[What is expected]:
Extract every entry word for word. Skip the pictures.

[[ Supplied information, beginning ]]

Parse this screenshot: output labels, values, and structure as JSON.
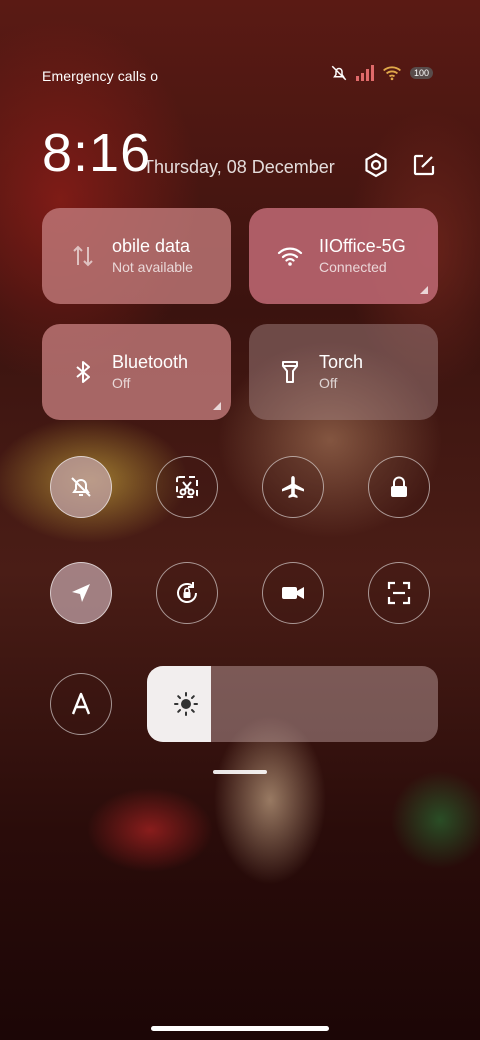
{
  "status": {
    "left_text": "Emergency calls o",
    "battery": "100"
  },
  "header": {
    "time": "8:16",
    "date": "Thursday, 08 December"
  },
  "tiles": [
    {
      "title": "obile data",
      "subtitle": "Not available",
      "state": "inactive",
      "icon": "mobile-data-icon"
    },
    {
      "title": "IIOffice-5G",
      "subtitle": "Connected",
      "state": "active",
      "icon": "wifi-icon"
    },
    {
      "title": "Bluetooth",
      "subtitle": "Off",
      "state": "inactive",
      "icon": "bluetooth-icon"
    },
    {
      "title": "Torch",
      "subtitle": "Off",
      "state": "dim",
      "icon": "torch-icon"
    }
  ],
  "toggles": [
    {
      "name": "mute-toggle",
      "icon": "bell-off-icon",
      "on": true
    },
    {
      "name": "screenshot-toggle",
      "icon": "scissors-icon",
      "on": false
    },
    {
      "name": "airplane-toggle",
      "icon": "airplane-icon",
      "on": false
    },
    {
      "name": "lock-toggle",
      "icon": "lock-icon",
      "on": false
    },
    {
      "name": "location-toggle",
      "icon": "location-icon",
      "on": true
    },
    {
      "name": "rotation-lock-toggle",
      "icon": "rotation-lock-icon",
      "on": false
    },
    {
      "name": "screen-record-toggle",
      "icon": "video-icon",
      "on": false
    },
    {
      "name": "scanner-toggle",
      "icon": "scan-icon",
      "on": false
    },
    {
      "name": "auto-text-toggle",
      "icon": "font-a-icon",
      "on": false
    }
  ],
  "brightness": {
    "level": 0.22
  },
  "colors": {
    "active_tile": "#b7646e",
    "brightness_fill": "#f2eeee"
  }
}
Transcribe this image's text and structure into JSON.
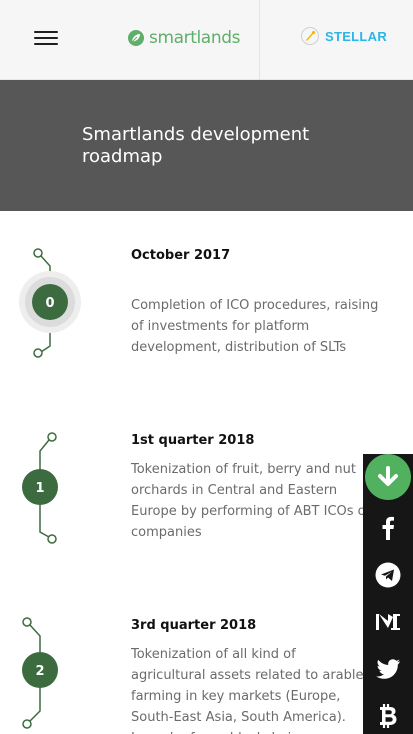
{
  "header": {
    "brand": "smartlands",
    "partner": "STELLAR"
  },
  "banner": {
    "title": "Smartlands development roadmap"
  },
  "roadmap": [
    {
      "step": "0",
      "date": "October 2017",
      "text": "Completion of ICO procedures, raising of investments for platform development, distribution of SLTs"
    },
    {
      "step": "1",
      "date": "1st quarter 2018",
      "text": "Tokenization of fruit, berry and nut orchards in Central and Eastern Europe by performing of ABT ICOs of companies"
    },
    {
      "step": "2",
      "date": "3rd quarter 2018",
      "text": "Tokenization of all kind of agricultural assets related to arable farming in key markets (Europe, South-East Asia, South America). Launch of own blockchain"
    }
  ],
  "social": {
    "icons": [
      "download-icon",
      "facebook-icon",
      "telegram-icon",
      "medium-icon",
      "twitter-icon",
      "bitcoin-icon"
    ]
  },
  "colors": {
    "timeline_green": "#3d6b40",
    "brand_green": "#5fae6a",
    "stellar_blue": "#2ab6e6",
    "banner_bg": "#575757",
    "sidebar_bg": "#161616",
    "download_green": "#52b15f"
  }
}
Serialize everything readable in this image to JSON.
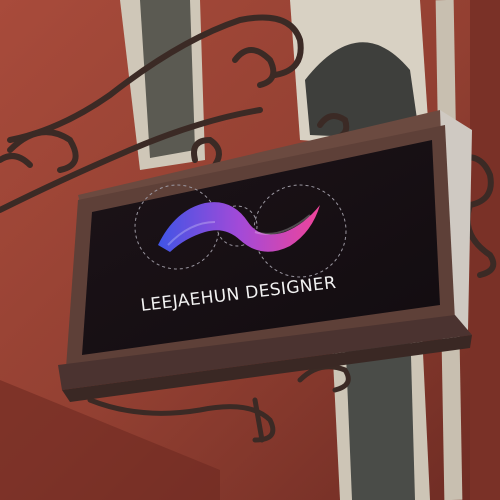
{
  "sign": {
    "text": "LEEJAEHUN DESIGNER"
  },
  "colors": {
    "wall": "#9a4436",
    "wall_dark": "#6f2a22",
    "window_frame": "#d9d3c6",
    "iron": "#3b2a25",
    "sign_frame": "#6b4a40",
    "sign_panel": "#1a1116",
    "logo_start": "#3f55e6",
    "logo_mid": "#a24ad8",
    "logo_end": "#f0449a"
  }
}
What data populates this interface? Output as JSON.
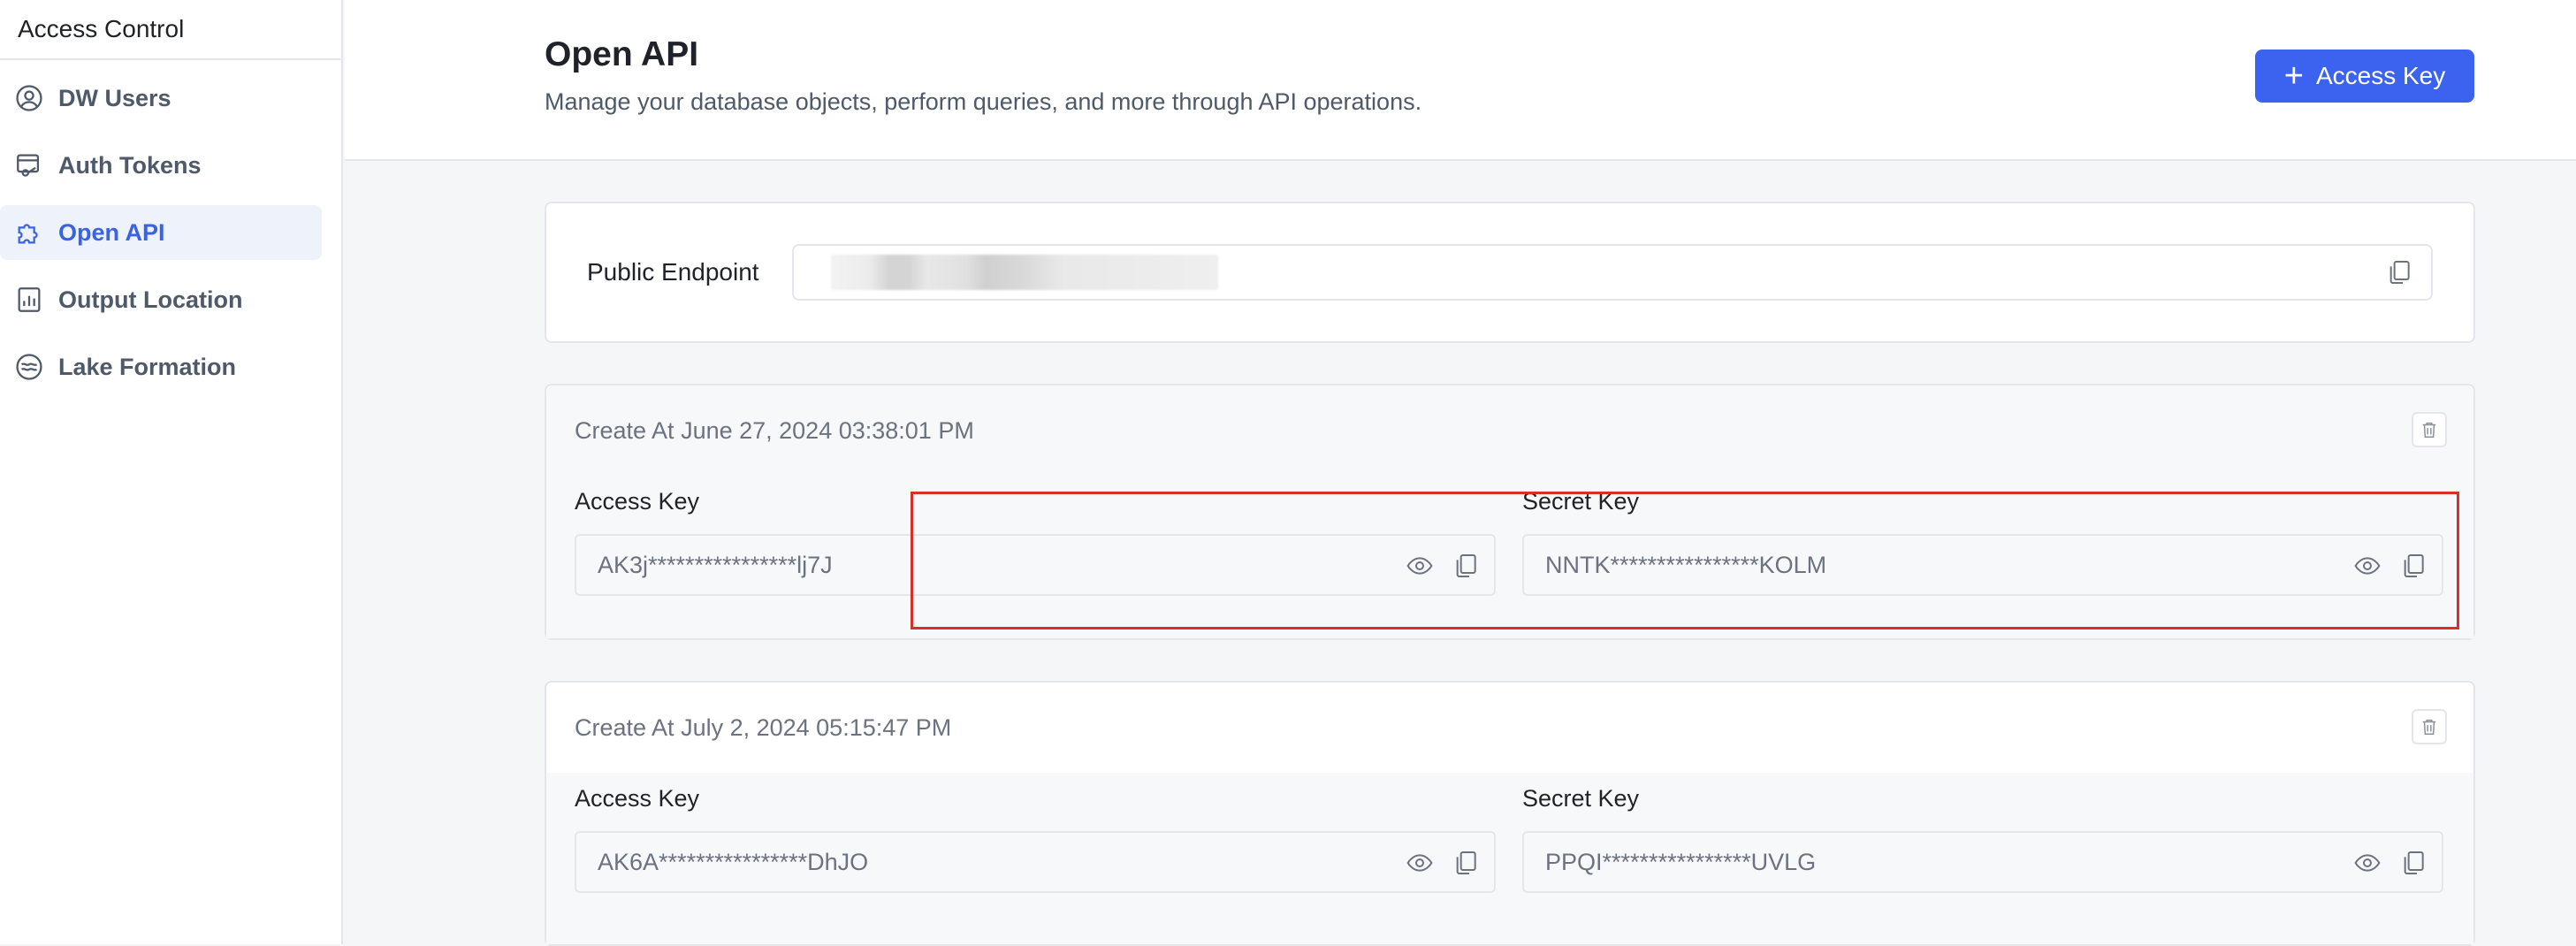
{
  "sidebar": {
    "title": "Access Control",
    "items": [
      {
        "label": "DW Users",
        "icon": "user-circle-icon",
        "active": false
      },
      {
        "label": "Auth Tokens",
        "icon": "token-icon",
        "active": false
      },
      {
        "label": "Open API",
        "icon": "puzzle-icon",
        "active": true
      },
      {
        "label": "Output Location",
        "icon": "chart-file-icon",
        "active": false
      },
      {
        "label": "Lake Formation",
        "icon": "lake-icon",
        "active": false
      }
    ]
  },
  "header": {
    "title": "Open API",
    "subtitle": "Manage your database objects, perform queries, and more through API operations.",
    "add_button_label": "Access Key"
  },
  "endpoint": {
    "label": "Public Endpoint",
    "value_redacted": true
  },
  "keys": [
    {
      "created_at": "Create At June 27, 2024 03:38:01 PM",
      "access_key_label": "Access Key",
      "access_key": "AK3j****************lj7J",
      "secret_key_label": "Secret Key",
      "secret_key": "NNTK****************KOLM",
      "highlighted": true
    },
    {
      "created_at": "Create At July 2, 2024 05:15:47 PM",
      "access_key_label": "Access Key",
      "access_key": "AK6A****************DhJO",
      "secret_key_label": "Secret Key",
      "secret_key": "PPQI****************UVLG",
      "highlighted": false
    }
  ],
  "colors": {
    "accent": "#3b63f0",
    "active_nav_bg": "#eef2fb",
    "active_nav_text": "#3a63e3",
    "highlight": "#d93025"
  }
}
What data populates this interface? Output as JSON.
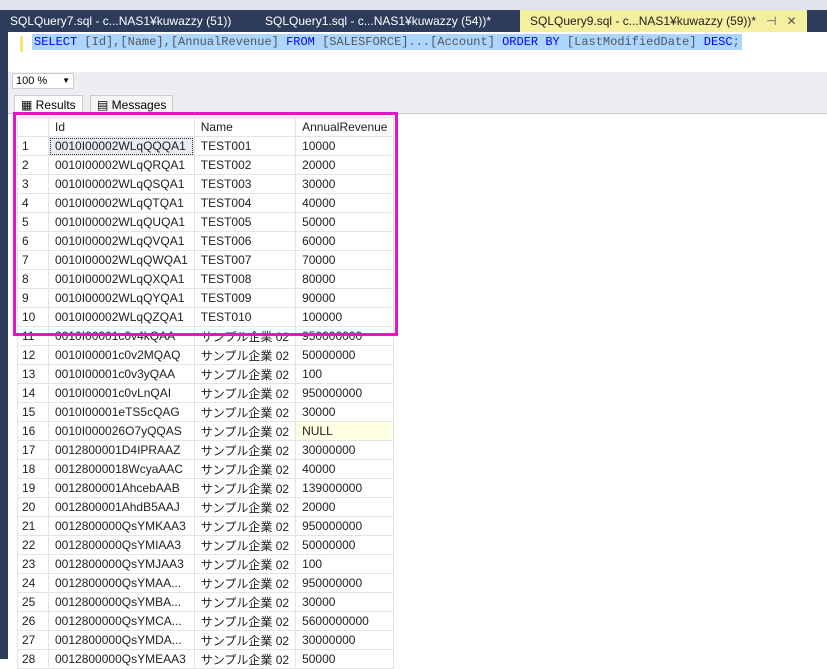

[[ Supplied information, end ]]

[Exercise response]:
Parse this screenshot: output labels, values, and structure as JSON.
{
  "status": {
    "left_text": "Emergency calls o",
    "battery": "100"
  },
  "header": {
    "time": "8:16",
    "date": "Thursday, 08 December"
  },
  "tiles": [
    {
      "title": "obile data",
      "subtitle": "Not available",
      "state": "inactive",
      "icon": "mobile-data-icon"
    },
    {
      "title": "IIOffice-5G",
      "subtitle": "Connected",
      "state": "active",
      "icon": "wifi-icon"
    },
    {
      "title": "Bluetooth",
      "subtitle": "Off",
      "state": "inactive",
      "icon": "bluetooth-icon"
    },
    {
      "title": "Torch",
      "subtitle": "Off",
      "state": "dim",
      "icon": "torch-icon"
    }
  ],
  "toggles": [
    {
      "name": "mute-toggle",
      "icon": "bell-off-icon",
      "on": true
    },
    {
      "name": "screenshot-toggle",
      "icon": "scissors-icon",
      "on": false
    },
    {
      "name": "airplane-toggle",
      "icon": "airplane-icon",
      "on": false
    },
    {
      "name": "lock-toggle",
      "icon": "lock-icon",
      "on": false
    },
    {
      "name": "location-toggle",
      "icon": "location-icon",
      "on": true
    },
    {
      "name": "rotation-lock-toggle",
      "icon": "rotation-lock-icon",
      "on": false
    },
    {
      "name": "screen-record-toggle",
      "icon": "video-icon",
      "on": false
    },
    {
      "name": "scanner-toggle",
      "icon": "scan-icon",
      "on": false
    },
    {
      "name": "auto-text-toggle",
      "icon": "font-a-icon",
      "on": false
    }
  ],
  "brightness": {
    "level": 0.22
  },
  "colors": {
    "active_tile": "#b7646e",
    "brightness_fill": "#f2eeee"
  }
}
Transcribe this image's text and structure into JSON.
{
  "header": {
    "brand": "smartlands",
    "partner": "STELLAR"
  },
  "banner": {
    "title": "Smartlands development roadmap"
  },
  "roadmap": [
    {
      "step": "0",
      "date": "October 2017",
      "text": "Completion of ICO procedures, raising of investments for platform development, distribution of SLTs"
    },
    {
      "step": "1",
      "date": "1st quarter 2018",
      "text": "Tokenization of fruit, berry and nut orchards in Central and Eastern Europe by performing of ABT ICOs of companies"
    },
    {
      "step": "2",
      "date": "3rd quarter 2018",
      "text": "Tokenization of all kind of agricultural assets related to arable farming in key markets (Europe, South-East Asia, South America). Launch of own blockchain"
    }
  ],
  "social": {
    "icons": [
      "download-icon",
      "facebook-icon",
      "telegram-icon",
      "medium-icon",
      "twitter-icon",
      "bitcoin-icon"
    ]
  },
  "colors": {
    "timeline_green": "#3d6b40",
    "brand_green": "#5fae6a",
    "stellar_blue": "#2ab6e6",
    "banner_bg": "#575757",
    "sidebar_bg": "#161616",
    "download_green": "#52b15f"
  }
}
Serialize everything readable in this image to JSON.
{
  "sign": {
    "text": "LEEJAEHUN DESIGNER"
  },
  "colors": {
    "wall": "#9a4436",
    "wall_dark": "#6f2a22",
    "window_frame": "#d9d3c6",
    "iron": "#3b2a25",
    "sign_frame": "#6b4a40",
    "sign_panel": "#1a1116",
    "logo_start": "#3f55e6",
    "logo_mid": "#a24ad8",
    "logo_end": "#f0449a"
  }
}
What data populates this interface? Output as JSON.
{
  "sidebar": {
    "title": "Access Control",
    "items": [
      {
        "label": "DW Users",
        "icon": "user-circle-icon",
        "active": false
      },
      {
        "label": "Auth Tokens",
        "icon": "token-icon",
        "active": false
      },
      {
        "label": "Open API",
        "icon": "puzzle-icon",
        "active": true
      },
      {
        "label": "Output Location",
        "icon": "chart-file-icon",
        "active": false
      },
      {
        "label": "Lake Formation",
        "icon": "lake-icon",
        "active": false
      }
    ]
  },
  "header": {
    "title": "Open API",
    "subtitle": "Manage your database objects, perform queries, and more through API operations.",
    "add_button_label": "Access Key"
  },
  "endpoint": {
    "label": "Public Endpoint",
    "value_redacted": true
  },
  "keys": [
    {
      "created_at": "Create At June 27, 2024 03:38:01 PM",
      "access_key_label": "Access Key",
      "access_key": "AK3j****************lj7J",
      "secret_key_label": "Secret Key",
      "secret_key": "NNTK****************KOLM",
      "highlighted": true
    },
    {
      "created_at": "Create At July 2, 2024 05:15:47 PM",
      "access_key_label": "Access Key",
      "access_key": "AK6A****************DhJO",
      "secret_key_label": "Secret Key",
      "secret_key": "PPQI****************UVLG",
      "highlighted": false
    }
  ],
  "colors": {
    "accent": "#3b63f0",
    "active_nav_bg": "#eef2fb",
    "active_nav_text": "#3a63e3",
    "highlight": "#d93025"
  }
}
What data populates this interface? Output as JSON.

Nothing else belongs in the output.